FROM ALLIANCE FOR ANIMALS: Alert to AFA members and supporters and concerned citizens in Dane County:
If you have the opportunity, please attend and show your support for
limiting publicly-owned property open to trapping.
While we oppose trapping everywhere, we believe this is a step in the
right direction and allows the county to set a precedent that could
be important if and when the state requirement is overturned.
Dane County Park Commission
Date and Time: Wednesday, January 23, 2013, 5:30 pm
Location: Lyman F. Anderson Agriculture & Conservation Center
5201 Fen Oak Drive – Conference A-B
Madison, WI 53718
Wisconsin State Journal article below:
Calling the practice cruel and inhumane, a Dane County supervisor Wednesday night will unveil a proposal to reduce the amount of county-owned land available for trapping.
Sup. Cynda Solberg, District 36, wants to limit trapping to county land bought with the help of state Stewardship funds that make hunting and trapping a requirement as part of the purchase agreement. The proposal, which will be introduced to the Parks Commission on Wednesday night, could remove up to 345 of the county’s 1,871 acres in wildlife areas that are currently open to trapping, according to the county’s most recent statistics.
“If I had my way I would like to see it banned completely,” said Solberg. “But realistically this is the best we can do.”
The plan would require County Board approval.
Solberg said she was the lone dissenter last year when the board approved accepting state Stewardship funds to help pay for a 25-acre addition to McCarthy Park near Cottage Grove. The use of Stewardship money — a state source many local governments tap to expand or buy new land for parks — made McCarthy the first recreational park in the county to allow trapping.
At about the same time, the state Legislature passed a bill that strengthened rules allowing trapping and hunting on public land purchased with Stewardship money.
Solberg said traps “torture” animals and also endanger young children and pets. Although reports of pets killed or children injured in traps over the past few years are rare, she called them accidents waiting to happen.
“The argument is that traps are not in (recreational) areas. But I ask those people, ‘Do you have children? They never stay where they are supposed to,'” Solberg said. “It’s not reasonable to say it will only trap what it’s intended for. It’s like playing with fire.

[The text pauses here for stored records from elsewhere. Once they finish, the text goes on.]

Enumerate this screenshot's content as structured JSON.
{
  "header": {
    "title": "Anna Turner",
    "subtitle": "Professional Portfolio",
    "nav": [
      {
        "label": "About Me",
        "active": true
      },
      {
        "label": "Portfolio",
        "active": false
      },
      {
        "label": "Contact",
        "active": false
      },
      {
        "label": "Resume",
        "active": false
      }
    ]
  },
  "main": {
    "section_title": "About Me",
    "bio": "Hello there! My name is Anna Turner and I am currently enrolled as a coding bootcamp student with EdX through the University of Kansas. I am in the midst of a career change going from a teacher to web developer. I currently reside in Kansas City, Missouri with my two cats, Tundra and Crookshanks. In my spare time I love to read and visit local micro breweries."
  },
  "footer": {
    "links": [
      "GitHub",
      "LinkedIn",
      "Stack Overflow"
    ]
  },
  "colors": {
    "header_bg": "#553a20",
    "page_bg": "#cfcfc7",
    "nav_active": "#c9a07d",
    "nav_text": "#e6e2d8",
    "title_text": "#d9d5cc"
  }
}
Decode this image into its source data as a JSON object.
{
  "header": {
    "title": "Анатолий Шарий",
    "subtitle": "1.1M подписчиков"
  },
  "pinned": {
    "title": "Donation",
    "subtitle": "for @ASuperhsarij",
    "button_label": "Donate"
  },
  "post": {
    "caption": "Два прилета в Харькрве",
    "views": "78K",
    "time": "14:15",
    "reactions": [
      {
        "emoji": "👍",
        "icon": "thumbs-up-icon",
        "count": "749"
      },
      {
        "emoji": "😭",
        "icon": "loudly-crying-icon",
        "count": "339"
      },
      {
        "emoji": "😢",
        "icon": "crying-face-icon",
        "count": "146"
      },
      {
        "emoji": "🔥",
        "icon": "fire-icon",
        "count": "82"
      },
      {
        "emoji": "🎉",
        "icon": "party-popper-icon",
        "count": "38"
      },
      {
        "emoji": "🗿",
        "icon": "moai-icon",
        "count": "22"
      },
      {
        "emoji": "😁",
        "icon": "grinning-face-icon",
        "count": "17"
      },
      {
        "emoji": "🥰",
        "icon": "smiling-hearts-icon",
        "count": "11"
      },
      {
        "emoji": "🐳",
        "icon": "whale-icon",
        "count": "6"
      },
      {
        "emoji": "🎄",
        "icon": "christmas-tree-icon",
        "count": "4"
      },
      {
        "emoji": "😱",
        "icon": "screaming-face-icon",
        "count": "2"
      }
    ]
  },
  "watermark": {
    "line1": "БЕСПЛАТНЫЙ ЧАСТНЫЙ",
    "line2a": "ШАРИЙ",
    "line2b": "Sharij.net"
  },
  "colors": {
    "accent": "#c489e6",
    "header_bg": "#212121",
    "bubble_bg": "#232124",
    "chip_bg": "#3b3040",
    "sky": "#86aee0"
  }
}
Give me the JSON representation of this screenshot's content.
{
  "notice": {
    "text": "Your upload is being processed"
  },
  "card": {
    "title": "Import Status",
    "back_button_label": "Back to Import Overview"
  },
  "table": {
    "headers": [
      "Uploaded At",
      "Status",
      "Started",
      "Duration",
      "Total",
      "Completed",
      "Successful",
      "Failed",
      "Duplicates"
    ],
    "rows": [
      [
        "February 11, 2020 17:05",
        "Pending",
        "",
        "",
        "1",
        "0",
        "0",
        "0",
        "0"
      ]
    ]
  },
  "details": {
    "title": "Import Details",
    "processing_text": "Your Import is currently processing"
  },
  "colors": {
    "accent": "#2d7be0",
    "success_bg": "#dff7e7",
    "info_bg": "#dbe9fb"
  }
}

Why wait for something to happen?”
Mark Peters, a district director for the Wisconsin Trappers Association, said the broad trapping rights granted by the state constitution may only be limited by reasonable restrictions.
“I understand that certain areas should not be open, but there are areas that are county-owned that are open right now that are not causing problems for anybody,” he said.
But Solberg said it’s difficult to thoroughly enforce the law requiring trappers to check their traps daily. She added that she has heard too many stories of animals stuck in traps for days waiting for the trappers to show up and kill them.
“We have no idea where these traps really are. It’s impossible to oversee something like that,” Solberg said. “All these rules are great, but I don’t buy it that they can be checked up on.”
Peters said trappers do a good job of policing themselves. “There are always a few people who violate the rules, but, by far, the vast majority of trappers are trying to do it the right way, ethically and staying within the regulations, sometimes way beyond the regulations, to avoid potential problems,” Peters said.
Peters said approved traps will not kill pets or injure children. He added trapping is used today in city and county parks to control wildlife populations that are damaging public lands and creating public health risks.
A differing opinion was offered by Rick Bogle, a spokesman for the animal rights group Alliance for Animals that Solberg said asked her to sponsor the amendment. “Wild populations just aren’t running amok,” said Bogle.
Bogle called Solberg’s amendment a step in the right direction. “A very few of us want to go out and set traps, leave them there for a period of time until they come back and kill the animals trapped in them and make money selling their pelts,” he said. “That tiny fraction has completely been allowed to trump the concerns of a much larger, majority opinion. I don’t think it’s at all fair that the state forces communities to do this. We think the mandate is biased and undemocratic.”